+++ EXCERPTED DATA

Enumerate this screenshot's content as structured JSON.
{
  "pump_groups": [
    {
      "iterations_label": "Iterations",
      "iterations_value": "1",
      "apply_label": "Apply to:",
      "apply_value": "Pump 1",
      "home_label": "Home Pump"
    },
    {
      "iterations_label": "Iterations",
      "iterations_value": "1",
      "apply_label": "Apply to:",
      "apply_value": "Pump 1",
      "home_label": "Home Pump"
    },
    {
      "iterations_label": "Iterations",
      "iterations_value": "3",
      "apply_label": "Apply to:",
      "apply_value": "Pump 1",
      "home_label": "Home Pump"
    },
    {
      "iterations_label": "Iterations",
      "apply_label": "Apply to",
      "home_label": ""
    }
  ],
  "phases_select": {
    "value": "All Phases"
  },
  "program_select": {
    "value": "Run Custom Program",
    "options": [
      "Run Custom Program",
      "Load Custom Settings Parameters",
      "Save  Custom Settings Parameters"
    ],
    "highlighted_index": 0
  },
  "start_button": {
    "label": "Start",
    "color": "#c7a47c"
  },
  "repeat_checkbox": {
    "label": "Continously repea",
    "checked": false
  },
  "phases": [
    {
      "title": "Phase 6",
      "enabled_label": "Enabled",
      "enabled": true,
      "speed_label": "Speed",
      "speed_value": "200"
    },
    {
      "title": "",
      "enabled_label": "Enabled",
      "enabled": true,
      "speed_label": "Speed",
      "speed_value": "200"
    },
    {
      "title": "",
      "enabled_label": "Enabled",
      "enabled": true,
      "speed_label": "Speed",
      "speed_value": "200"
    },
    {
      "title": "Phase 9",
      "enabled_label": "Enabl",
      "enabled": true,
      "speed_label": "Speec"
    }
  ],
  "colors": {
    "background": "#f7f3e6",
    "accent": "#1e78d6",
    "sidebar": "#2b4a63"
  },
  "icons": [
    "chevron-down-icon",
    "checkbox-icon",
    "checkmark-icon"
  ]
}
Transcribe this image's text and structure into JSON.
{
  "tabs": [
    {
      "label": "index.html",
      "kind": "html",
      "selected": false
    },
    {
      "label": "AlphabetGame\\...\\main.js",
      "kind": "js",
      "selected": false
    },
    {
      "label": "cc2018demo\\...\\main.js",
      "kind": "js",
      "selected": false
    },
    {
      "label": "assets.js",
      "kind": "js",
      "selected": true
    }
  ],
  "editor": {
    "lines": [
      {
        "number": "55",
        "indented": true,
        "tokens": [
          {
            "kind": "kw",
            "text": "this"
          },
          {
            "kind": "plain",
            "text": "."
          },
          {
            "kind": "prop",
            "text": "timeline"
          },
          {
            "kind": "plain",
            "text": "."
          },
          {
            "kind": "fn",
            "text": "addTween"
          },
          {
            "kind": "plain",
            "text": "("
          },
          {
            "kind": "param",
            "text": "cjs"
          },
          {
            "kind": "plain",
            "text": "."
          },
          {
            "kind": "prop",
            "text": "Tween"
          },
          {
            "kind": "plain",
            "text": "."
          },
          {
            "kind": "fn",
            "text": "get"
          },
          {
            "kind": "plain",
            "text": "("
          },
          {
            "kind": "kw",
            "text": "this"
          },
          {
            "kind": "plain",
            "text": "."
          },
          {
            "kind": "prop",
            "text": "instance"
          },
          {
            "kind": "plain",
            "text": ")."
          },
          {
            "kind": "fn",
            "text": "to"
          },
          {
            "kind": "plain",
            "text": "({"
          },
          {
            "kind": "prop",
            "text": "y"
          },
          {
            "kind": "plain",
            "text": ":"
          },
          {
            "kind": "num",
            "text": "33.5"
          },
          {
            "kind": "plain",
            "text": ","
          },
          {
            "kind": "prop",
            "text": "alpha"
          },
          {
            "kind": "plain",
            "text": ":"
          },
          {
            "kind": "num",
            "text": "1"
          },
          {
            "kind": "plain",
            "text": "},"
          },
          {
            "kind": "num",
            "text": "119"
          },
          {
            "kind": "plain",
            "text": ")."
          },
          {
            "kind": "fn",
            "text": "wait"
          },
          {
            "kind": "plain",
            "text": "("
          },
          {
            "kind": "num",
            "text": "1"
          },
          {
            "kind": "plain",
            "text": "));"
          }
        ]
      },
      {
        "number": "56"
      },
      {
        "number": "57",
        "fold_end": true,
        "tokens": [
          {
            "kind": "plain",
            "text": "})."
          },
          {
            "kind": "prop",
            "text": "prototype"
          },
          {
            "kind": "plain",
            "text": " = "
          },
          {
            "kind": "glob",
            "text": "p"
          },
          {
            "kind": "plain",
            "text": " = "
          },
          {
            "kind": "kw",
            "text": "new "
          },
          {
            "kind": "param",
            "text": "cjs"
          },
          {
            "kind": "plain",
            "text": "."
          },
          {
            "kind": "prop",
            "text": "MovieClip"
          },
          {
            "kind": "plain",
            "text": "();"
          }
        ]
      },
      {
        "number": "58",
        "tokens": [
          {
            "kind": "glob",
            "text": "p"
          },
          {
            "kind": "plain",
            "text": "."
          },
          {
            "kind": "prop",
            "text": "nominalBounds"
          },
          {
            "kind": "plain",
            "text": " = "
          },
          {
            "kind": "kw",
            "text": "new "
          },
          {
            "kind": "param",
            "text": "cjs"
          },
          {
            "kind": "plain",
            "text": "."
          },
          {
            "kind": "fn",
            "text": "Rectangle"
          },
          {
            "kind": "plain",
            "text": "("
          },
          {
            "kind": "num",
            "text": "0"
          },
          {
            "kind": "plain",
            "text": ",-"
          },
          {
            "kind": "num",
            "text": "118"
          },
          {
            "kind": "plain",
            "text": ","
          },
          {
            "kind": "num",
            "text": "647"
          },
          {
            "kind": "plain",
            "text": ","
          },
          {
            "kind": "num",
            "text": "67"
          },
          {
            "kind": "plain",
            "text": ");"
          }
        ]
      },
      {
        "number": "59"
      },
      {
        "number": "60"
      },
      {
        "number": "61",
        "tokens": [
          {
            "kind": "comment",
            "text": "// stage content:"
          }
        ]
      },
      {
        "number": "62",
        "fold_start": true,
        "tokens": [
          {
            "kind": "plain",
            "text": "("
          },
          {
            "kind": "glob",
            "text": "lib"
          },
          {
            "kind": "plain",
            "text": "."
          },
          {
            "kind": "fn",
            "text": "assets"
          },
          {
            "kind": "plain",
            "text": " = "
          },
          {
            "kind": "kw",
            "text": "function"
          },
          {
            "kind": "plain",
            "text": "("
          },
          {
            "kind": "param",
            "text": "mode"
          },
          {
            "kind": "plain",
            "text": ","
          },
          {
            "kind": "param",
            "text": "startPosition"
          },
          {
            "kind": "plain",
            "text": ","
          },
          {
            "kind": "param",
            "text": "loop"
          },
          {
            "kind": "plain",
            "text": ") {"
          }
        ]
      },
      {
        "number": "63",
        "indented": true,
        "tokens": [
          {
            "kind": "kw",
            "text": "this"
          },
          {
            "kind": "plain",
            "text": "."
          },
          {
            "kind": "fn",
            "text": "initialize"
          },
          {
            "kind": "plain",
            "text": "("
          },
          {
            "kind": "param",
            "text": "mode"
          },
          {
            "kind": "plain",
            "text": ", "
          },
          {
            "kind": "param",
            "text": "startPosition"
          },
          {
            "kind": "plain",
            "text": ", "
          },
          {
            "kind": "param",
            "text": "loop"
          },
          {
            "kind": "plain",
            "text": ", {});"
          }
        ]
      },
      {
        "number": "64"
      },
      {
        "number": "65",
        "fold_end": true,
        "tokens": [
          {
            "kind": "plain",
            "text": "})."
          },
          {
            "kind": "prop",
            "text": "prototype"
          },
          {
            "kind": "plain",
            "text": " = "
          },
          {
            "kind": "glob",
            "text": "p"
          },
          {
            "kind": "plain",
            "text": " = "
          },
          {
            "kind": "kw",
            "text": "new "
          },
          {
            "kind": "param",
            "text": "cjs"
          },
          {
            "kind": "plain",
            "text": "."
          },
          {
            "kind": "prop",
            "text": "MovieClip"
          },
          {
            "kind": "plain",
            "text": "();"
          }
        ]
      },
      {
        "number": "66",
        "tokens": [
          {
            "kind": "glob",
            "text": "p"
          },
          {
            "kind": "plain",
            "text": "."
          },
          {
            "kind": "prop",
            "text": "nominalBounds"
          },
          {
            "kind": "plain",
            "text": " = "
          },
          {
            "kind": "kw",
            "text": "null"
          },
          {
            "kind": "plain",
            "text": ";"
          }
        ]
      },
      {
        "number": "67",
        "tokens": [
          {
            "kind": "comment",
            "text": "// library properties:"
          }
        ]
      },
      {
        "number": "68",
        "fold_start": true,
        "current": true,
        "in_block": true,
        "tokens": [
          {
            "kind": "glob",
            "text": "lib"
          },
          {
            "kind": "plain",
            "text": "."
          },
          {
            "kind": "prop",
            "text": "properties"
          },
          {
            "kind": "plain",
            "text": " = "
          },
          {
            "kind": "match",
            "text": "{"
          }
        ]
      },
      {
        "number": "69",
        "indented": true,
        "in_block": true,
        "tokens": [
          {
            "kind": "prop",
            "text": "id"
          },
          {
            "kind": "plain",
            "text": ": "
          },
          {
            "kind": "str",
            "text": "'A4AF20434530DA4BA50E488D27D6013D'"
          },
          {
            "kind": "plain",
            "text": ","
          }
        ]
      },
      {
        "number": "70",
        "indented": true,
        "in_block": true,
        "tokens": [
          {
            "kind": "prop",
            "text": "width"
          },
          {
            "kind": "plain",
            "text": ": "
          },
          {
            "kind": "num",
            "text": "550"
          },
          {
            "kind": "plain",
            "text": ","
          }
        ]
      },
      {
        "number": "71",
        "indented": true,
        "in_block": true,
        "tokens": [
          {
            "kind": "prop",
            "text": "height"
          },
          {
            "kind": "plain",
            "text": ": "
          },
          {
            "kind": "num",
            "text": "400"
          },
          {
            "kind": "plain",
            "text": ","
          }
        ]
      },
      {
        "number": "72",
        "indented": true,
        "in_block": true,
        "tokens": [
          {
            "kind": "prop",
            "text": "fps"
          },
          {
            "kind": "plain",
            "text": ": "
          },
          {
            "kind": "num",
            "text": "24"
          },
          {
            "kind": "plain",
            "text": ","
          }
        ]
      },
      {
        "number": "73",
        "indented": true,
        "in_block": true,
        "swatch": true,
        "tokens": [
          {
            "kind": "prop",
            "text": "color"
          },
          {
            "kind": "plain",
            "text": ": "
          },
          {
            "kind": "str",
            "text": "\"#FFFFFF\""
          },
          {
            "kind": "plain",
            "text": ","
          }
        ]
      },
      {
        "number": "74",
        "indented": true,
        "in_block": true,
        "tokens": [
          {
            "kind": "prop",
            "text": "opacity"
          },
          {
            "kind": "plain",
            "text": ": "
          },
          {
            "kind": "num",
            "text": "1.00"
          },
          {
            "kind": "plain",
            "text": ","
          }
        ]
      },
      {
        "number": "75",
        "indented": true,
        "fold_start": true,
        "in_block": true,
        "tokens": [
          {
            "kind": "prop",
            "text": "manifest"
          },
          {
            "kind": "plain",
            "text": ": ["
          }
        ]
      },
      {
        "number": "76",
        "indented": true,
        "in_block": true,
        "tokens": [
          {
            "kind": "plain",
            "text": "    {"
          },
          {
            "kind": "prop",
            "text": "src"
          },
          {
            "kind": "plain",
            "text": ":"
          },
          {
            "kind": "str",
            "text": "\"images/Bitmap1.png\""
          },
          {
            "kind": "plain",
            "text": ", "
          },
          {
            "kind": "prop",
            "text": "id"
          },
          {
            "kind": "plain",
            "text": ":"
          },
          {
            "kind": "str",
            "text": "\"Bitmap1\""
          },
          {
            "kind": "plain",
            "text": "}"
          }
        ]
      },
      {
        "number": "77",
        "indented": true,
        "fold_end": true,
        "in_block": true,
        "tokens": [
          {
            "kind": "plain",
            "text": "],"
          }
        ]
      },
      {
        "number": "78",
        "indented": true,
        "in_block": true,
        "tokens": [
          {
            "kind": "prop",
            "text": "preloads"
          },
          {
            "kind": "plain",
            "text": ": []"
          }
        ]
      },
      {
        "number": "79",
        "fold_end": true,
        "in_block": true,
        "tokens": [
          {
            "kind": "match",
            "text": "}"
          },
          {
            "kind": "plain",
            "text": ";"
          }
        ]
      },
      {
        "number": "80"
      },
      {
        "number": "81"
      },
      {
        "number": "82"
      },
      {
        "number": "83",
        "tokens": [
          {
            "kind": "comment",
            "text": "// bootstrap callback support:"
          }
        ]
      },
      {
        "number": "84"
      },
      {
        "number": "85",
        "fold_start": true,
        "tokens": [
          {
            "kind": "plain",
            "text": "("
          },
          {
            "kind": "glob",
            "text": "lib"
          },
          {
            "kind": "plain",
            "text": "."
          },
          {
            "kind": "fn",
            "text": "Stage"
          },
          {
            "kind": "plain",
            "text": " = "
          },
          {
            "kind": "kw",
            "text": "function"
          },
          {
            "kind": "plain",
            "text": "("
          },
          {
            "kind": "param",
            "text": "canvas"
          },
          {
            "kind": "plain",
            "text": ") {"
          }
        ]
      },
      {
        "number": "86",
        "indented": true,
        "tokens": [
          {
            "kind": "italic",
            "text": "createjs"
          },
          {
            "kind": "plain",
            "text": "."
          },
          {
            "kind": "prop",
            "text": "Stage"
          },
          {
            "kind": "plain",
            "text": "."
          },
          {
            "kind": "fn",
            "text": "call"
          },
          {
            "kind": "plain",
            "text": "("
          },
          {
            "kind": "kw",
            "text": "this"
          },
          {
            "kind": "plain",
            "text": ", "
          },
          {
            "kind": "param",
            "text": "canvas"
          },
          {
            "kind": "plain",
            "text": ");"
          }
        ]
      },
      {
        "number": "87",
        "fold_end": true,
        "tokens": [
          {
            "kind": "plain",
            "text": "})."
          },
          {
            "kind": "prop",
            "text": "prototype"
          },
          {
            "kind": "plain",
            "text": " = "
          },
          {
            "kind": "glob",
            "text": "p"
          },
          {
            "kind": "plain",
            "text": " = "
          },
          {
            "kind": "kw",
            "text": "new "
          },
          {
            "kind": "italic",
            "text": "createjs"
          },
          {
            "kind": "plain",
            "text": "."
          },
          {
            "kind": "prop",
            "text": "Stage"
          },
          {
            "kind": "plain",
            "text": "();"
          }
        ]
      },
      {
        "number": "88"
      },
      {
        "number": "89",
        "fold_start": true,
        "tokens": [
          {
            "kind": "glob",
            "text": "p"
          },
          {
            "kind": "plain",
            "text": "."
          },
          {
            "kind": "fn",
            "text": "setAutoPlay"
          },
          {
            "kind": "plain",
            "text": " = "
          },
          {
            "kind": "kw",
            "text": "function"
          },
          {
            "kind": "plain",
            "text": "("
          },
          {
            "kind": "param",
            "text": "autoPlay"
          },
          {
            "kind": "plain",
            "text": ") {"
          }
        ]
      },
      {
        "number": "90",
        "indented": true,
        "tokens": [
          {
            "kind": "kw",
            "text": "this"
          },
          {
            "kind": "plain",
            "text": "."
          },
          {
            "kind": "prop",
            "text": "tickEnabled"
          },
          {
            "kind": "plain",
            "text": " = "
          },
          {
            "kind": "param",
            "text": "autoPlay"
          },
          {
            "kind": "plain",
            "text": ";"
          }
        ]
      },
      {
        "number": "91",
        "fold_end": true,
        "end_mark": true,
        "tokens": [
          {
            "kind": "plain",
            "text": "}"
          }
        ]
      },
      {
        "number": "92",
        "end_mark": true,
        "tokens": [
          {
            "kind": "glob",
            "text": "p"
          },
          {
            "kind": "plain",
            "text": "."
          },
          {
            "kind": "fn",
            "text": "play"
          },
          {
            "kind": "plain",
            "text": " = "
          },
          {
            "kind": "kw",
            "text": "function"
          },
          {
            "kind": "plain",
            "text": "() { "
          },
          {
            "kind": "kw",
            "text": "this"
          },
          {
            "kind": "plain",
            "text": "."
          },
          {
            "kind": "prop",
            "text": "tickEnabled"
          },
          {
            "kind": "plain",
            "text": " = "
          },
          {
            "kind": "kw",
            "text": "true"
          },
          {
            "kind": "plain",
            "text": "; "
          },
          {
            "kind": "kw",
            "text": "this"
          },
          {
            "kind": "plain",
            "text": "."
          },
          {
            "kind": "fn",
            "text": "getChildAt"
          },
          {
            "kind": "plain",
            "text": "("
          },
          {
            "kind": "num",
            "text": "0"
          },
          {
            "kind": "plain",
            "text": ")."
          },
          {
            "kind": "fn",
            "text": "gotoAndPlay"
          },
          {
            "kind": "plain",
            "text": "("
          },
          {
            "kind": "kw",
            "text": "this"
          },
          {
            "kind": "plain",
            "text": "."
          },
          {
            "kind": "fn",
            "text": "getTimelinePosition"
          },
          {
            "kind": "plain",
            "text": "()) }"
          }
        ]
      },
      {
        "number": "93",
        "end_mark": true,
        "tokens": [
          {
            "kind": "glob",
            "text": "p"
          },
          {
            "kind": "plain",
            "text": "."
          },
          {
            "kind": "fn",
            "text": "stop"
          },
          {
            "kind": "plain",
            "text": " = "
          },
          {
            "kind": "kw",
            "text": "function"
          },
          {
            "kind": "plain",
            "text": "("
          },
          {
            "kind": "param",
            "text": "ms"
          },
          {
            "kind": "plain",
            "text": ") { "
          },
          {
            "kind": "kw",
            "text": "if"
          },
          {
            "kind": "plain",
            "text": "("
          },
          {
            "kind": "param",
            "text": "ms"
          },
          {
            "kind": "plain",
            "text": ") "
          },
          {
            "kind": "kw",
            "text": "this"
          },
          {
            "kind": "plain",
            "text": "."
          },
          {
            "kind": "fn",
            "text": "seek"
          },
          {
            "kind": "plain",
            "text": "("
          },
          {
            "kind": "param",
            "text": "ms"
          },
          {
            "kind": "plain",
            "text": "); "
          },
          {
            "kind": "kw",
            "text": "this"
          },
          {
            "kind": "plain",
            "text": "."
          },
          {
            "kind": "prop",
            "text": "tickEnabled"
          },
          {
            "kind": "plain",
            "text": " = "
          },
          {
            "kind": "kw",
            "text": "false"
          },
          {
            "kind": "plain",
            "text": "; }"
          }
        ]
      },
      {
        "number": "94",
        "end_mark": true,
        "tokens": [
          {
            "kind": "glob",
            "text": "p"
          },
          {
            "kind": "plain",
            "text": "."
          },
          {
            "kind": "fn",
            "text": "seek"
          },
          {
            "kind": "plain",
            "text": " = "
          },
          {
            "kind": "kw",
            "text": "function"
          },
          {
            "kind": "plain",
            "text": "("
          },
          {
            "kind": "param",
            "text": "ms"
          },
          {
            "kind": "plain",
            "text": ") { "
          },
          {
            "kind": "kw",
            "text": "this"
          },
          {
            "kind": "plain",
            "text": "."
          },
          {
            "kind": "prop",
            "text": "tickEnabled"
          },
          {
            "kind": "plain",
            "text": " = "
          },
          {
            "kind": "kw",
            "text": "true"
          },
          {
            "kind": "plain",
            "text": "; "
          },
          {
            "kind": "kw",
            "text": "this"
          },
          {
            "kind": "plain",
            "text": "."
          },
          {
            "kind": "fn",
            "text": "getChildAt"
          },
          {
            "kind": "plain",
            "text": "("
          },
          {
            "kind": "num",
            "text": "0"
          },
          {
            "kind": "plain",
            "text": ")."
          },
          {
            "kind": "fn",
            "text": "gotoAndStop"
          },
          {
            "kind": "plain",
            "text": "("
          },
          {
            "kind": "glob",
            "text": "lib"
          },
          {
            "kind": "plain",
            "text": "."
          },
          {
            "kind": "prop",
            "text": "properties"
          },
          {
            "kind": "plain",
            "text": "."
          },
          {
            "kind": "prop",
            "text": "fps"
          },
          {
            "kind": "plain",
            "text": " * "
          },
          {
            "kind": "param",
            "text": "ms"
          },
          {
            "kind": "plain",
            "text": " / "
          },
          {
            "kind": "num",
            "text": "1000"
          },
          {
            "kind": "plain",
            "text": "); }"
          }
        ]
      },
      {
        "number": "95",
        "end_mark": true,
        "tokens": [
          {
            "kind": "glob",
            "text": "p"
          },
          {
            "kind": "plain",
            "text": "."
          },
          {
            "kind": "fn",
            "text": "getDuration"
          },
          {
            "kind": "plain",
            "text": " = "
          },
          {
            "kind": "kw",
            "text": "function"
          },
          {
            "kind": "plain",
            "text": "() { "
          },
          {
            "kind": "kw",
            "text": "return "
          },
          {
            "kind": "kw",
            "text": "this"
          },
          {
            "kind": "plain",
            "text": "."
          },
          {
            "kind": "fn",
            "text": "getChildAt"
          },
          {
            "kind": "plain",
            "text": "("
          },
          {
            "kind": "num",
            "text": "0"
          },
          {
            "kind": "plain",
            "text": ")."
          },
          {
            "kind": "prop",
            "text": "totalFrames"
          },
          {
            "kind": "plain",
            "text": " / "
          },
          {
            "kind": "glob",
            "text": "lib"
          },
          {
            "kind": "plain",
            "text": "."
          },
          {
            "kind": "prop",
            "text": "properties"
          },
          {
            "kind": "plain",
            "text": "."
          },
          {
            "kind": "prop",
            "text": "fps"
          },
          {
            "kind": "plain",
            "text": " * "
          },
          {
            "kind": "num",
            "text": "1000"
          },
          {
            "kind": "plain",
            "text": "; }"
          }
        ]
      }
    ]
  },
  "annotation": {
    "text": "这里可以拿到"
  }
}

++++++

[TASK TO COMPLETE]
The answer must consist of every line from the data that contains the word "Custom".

[EXERCISE OUTPUT]
    "value": "Run Custom Program",
      "Run Custom Program",
      "Load Custom Settings Parameters",
      "Save  Custom Settings Parameters"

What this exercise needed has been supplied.